TO DO: Return every line of the data below that includes the string "author".
+--
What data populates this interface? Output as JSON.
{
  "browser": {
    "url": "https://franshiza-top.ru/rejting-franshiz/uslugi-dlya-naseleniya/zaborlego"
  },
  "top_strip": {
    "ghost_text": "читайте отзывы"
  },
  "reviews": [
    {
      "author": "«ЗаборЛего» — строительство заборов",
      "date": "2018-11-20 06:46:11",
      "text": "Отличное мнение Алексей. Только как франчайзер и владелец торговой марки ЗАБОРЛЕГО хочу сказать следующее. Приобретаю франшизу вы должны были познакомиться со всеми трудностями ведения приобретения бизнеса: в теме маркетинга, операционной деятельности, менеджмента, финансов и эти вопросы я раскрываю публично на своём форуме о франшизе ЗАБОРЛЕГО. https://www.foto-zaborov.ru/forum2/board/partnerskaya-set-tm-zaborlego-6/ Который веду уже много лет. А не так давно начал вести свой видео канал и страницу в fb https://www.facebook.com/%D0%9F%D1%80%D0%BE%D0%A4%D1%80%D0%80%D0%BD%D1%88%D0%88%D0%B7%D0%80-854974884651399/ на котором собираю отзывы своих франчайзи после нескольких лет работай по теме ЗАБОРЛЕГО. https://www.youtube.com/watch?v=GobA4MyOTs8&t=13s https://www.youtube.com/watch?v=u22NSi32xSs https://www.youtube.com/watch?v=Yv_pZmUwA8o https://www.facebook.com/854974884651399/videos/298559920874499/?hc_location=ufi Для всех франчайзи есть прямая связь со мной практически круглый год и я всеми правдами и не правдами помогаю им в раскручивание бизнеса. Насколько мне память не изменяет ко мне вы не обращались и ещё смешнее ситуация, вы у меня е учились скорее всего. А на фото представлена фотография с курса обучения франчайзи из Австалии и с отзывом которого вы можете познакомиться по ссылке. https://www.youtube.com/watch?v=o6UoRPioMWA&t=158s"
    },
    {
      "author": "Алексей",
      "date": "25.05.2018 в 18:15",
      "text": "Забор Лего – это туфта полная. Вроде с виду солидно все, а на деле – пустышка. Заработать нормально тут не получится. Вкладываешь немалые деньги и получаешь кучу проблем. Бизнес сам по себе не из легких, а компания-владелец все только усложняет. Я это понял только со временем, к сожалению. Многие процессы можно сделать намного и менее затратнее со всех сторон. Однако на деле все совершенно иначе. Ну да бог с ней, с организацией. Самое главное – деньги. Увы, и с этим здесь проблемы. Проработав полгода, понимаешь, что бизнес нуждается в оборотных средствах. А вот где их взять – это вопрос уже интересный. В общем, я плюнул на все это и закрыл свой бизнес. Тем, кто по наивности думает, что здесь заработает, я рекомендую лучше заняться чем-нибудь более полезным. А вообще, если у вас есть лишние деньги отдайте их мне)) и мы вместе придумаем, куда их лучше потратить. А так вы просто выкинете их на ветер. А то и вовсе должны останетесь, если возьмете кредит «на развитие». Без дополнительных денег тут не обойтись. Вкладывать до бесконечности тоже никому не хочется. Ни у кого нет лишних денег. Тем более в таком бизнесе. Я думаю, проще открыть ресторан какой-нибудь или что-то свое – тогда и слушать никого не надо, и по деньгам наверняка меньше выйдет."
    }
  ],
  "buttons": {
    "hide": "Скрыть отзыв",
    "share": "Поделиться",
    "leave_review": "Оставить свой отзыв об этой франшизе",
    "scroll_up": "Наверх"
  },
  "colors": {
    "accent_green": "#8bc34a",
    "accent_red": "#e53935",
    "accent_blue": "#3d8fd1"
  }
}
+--
REPLY TO THE TASK:
      "author": "«ЗаборЛего» — строительство заборов",
      "author": "Алексей",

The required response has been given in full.